▶ Records excerpted from a collection
# # #

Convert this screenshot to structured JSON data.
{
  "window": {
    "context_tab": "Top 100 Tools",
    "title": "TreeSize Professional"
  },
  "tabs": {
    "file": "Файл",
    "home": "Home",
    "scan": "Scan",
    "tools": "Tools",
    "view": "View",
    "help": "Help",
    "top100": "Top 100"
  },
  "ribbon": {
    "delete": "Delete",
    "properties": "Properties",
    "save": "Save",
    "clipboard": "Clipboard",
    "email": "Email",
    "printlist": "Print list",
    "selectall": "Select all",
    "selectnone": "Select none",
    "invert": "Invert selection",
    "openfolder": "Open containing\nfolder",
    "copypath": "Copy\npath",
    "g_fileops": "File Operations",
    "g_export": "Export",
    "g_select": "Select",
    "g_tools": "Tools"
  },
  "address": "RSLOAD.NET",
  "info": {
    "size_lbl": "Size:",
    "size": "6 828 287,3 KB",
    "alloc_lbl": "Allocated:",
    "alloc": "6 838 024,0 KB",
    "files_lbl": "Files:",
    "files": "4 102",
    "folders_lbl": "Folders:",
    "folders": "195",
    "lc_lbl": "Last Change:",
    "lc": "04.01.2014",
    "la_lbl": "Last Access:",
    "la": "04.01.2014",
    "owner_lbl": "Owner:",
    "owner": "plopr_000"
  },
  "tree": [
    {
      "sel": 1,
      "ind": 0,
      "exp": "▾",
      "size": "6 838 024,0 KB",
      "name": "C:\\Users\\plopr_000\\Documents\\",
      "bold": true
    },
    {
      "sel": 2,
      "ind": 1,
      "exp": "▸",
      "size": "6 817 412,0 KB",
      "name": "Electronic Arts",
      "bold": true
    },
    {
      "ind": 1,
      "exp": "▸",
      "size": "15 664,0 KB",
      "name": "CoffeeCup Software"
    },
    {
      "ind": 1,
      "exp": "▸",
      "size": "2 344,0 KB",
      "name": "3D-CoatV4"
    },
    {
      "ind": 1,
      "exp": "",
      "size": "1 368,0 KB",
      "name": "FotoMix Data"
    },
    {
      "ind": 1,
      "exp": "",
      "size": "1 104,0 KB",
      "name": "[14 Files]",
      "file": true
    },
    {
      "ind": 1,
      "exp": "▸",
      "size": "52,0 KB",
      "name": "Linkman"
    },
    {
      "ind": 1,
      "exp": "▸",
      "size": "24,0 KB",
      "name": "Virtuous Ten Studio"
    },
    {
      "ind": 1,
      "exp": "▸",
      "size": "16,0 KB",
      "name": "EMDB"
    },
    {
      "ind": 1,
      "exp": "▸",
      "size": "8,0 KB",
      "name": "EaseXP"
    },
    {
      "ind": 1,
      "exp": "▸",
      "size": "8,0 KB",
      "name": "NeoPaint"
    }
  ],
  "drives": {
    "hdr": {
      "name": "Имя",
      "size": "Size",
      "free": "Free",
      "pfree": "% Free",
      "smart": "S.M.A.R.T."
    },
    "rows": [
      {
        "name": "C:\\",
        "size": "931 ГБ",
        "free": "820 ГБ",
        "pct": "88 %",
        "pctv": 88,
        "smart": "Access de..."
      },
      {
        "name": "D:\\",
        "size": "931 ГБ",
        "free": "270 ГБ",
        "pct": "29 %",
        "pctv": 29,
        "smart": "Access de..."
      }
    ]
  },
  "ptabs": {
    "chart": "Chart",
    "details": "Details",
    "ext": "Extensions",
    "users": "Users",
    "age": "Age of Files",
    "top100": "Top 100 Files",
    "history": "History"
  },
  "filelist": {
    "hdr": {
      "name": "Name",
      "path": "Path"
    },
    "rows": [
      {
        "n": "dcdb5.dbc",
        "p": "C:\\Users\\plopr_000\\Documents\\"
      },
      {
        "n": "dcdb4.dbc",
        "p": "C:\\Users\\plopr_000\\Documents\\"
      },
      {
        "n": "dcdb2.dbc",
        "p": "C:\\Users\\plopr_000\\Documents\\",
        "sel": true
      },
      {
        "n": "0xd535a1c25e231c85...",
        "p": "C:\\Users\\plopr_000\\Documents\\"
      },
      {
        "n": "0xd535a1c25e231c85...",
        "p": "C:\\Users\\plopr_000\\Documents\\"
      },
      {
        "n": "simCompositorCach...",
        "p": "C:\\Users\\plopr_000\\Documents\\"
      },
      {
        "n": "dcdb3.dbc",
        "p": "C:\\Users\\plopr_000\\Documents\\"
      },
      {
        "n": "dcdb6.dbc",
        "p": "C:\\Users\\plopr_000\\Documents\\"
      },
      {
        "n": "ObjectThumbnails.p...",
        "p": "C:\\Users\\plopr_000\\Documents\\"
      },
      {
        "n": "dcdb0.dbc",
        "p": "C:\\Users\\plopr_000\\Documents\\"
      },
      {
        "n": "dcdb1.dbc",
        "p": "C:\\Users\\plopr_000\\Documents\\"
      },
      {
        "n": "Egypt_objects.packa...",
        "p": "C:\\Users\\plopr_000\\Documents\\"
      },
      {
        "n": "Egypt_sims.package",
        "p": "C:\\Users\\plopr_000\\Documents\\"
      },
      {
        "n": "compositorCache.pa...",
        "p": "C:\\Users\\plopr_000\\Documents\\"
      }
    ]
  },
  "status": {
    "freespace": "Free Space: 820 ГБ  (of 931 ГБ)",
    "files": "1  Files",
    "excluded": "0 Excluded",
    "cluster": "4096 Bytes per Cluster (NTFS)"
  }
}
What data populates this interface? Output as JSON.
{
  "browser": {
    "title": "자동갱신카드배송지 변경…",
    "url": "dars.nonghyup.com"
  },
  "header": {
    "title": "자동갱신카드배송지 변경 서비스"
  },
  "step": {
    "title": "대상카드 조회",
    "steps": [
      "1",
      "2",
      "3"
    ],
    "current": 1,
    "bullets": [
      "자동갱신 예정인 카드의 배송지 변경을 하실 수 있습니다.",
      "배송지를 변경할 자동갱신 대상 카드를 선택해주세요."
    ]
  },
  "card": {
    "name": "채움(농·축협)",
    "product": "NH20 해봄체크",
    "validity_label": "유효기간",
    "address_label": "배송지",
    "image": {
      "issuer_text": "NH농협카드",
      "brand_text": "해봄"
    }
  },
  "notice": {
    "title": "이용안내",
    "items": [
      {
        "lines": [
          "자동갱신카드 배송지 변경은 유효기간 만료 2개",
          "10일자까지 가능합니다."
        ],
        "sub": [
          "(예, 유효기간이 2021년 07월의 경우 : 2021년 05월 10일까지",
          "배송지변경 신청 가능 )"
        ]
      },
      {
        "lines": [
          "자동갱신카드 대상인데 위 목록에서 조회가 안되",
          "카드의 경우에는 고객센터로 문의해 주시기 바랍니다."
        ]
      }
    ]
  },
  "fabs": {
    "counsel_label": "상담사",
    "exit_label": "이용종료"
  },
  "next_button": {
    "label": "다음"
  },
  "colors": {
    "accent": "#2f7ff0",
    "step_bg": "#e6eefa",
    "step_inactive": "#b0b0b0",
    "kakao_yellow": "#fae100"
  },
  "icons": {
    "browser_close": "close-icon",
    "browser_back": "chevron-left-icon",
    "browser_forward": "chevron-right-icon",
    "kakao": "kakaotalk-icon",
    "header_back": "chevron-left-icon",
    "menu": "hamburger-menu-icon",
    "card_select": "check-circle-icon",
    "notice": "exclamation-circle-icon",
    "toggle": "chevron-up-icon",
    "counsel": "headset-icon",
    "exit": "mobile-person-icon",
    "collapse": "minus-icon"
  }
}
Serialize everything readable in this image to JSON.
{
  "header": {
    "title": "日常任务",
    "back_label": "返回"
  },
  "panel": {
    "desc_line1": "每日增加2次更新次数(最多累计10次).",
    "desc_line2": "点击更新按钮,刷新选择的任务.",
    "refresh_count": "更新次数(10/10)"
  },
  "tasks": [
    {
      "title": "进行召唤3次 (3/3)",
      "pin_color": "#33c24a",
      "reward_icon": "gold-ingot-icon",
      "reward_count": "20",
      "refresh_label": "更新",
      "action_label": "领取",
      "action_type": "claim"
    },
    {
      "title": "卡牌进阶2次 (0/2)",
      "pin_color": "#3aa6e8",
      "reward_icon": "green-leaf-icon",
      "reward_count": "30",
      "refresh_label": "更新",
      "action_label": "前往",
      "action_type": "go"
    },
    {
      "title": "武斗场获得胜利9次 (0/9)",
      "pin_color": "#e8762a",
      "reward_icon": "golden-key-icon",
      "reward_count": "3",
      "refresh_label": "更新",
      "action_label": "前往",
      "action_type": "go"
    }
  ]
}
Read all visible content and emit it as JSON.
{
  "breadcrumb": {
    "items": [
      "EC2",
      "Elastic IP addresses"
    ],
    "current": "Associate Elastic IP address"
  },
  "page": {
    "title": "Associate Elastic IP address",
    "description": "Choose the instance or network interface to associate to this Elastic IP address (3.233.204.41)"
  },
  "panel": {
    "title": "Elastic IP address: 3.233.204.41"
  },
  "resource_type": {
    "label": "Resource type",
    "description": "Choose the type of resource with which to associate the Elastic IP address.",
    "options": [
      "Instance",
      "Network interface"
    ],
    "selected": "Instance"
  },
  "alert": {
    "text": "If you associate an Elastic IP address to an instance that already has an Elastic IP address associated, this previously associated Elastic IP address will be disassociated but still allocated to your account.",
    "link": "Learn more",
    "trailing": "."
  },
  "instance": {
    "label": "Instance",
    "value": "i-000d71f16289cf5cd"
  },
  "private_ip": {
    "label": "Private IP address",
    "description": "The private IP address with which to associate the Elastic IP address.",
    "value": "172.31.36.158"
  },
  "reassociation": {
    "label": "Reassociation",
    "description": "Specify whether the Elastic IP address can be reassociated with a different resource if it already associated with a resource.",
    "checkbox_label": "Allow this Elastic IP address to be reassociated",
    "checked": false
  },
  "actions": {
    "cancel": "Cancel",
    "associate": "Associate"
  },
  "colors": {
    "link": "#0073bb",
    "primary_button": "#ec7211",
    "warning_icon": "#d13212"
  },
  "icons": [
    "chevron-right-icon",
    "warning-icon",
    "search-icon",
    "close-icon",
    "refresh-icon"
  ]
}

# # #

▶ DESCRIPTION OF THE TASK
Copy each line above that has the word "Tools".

▶ EXERCISE RESPONSE
    "context_tab": "Top 100 Tools",
    "tools": "Tools",
    "g_tools": "Tools"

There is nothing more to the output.